Bioethics Panel

To achieve the vision of Predator Free New Zealand 2050, researchers need to develop novel tools and technologies for cost-effective, landscape-scale control, eradication and surveillance of small mammal pests.


However, moving any new control measures from the lab to the landscape is as much a social challenge as it is a biological challenge. Researchers need to find ways to include the public early and often in discussing predator control plans, and allow people to have a say in which methods are deployed.

In response to this need, this Bioethics Panel was co-convened by Drs Emily Parke (Philosophy) and James Russell (Biology) from the University of Auckland as part of the BioHeritage project High tech solutions to invasive mammal pest control.

The Panel brings together a wide range of academic, industry and community experts who horizon-scan the social, cultural and ethical issues around the implementation of high tech solutions to invasive mammal pest control.
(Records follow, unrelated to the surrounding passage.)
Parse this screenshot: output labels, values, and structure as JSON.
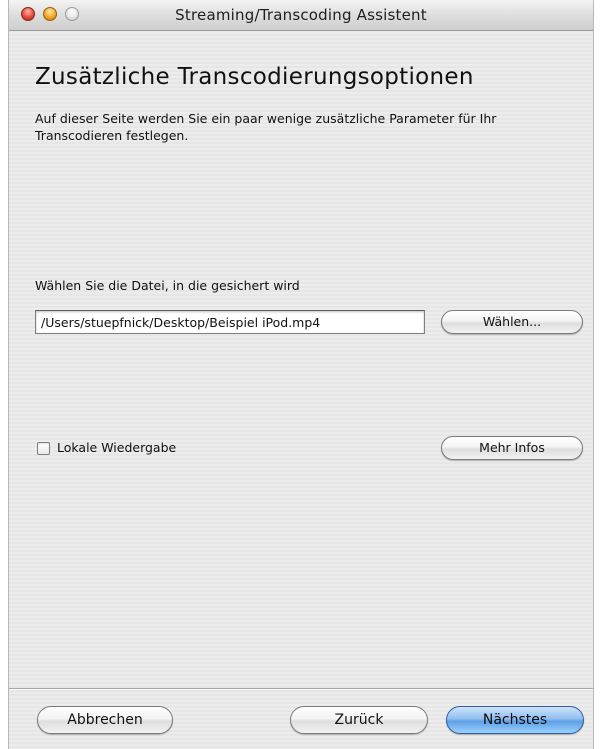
{
  "window": {
    "title": "Streaming/Transcoding Assistent"
  },
  "page": {
    "heading": "Zusätzliche Transcodierungsoptionen",
    "description": "Auf dieser Seite werden Sie ein paar wenige zusätzliche Parameter für Ihr Transcodieren festlegen."
  },
  "file": {
    "label": "Wählen Sie die Datei, in die gesichert wird",
    "path": "/Users/stuepfnick/Desktop/Beispiel iPod.mp4",
    "choose_label": "Wählen..."
  },
  "options": {
    "local_playback_label": "Lokale Wiedergabe",
    "local_playback_checked": false,
    "more_info_label": "Mehr Infos"
  },
  "footer": {
    "cancel_label": "Abbrechen",
    "back_label": "Zurück",
    "next_label": "Nächstes"
  },
  "colors": {
    "default_button": "#6aa8ea",
    "window_background": "#ececec",
    "close_light": "#e24b3c",
    "minimize_light": "#f0a72a"
  }
}
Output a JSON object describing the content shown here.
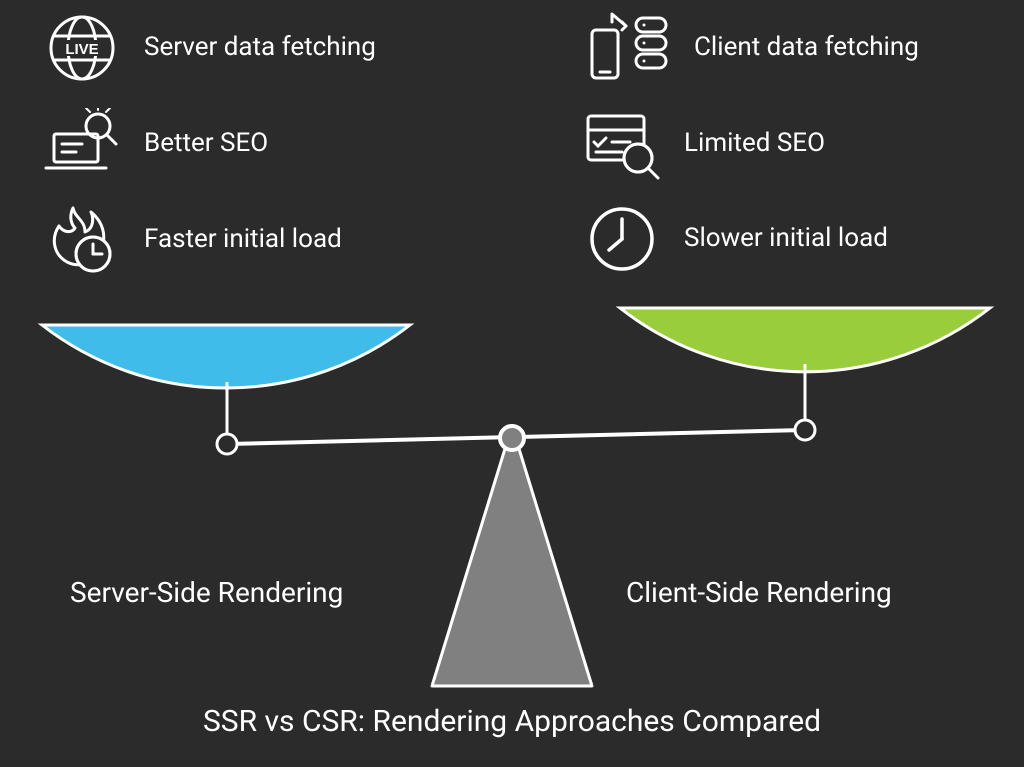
{
  "caption": "SSR vs CSR: Rendering Approaches Compared",
  "left": {
    "label": "Server-Side Rendering",
    "features": [
      {
        "text": "Server data fetching",
        "icon": "live-globe-icon"
      },
      {
        "text": "Better SEO",
        "icon": "seo-laptop-icon"
      },
      {
        "text": "Faster initial load",
        "icon": "fire-clock-icon"
      }
    ]
  },
  "right": {
    "label": "Client-Side Rendering",
    "features": [
      {
        "text": "Client data fetching",
        "icon": "phone-server-icon"
      },
      {
        "text": "Limited SEO",
        "icon": "browser-search-icon"
      },
      {
        "text": "Slower initial load",
        "icon": "clock-icon"
      }
    ]
  },
  "colors": {
    "leftPan": "#3fbce9",
    "rightPan": "#9acd3c",
    "stroke": "#ffffff",
    "base": "#808080"
  }
}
Membership is diverse in terms of gender and culture, and includes representatives with experience in philosophy, law, psychology, marketing, ecology, genetics, hunting, welfare and stewardship.


  • Read their report that summarises the issues associated with achieving a Predator Free New Zealand

Watch the panel debate the issues:

The work of the BioHeritage Bioethics Panel sits alongside the science advisory panel to PF2050, who at the same time are considering the biological and technical challenges in achieving a Predator Free New Zealand by 2050.

Read an article on the Panel’s work in Science.


Panel

Convenors

Members

Research and Writing Assistant


Related News

View all News & Events

Predator Free New Zealand – are we dreaming?

To achieve a predator-Free New Zealand, we need to prepare for future scenarios now.

Read more

Why New Zealand needs alternatives to 1080

1080 is safe to use, but we need a range of alternatives, says BioHeritage Director Dr Andrea Byrom.

Read more

Keeping NZ pest-free

An international working group might be the best way of tracking, understanding and predicting insect invasions.

Read more
back to top

Dive straight into the feedback!
Login below and you can start commenting using your own user instantly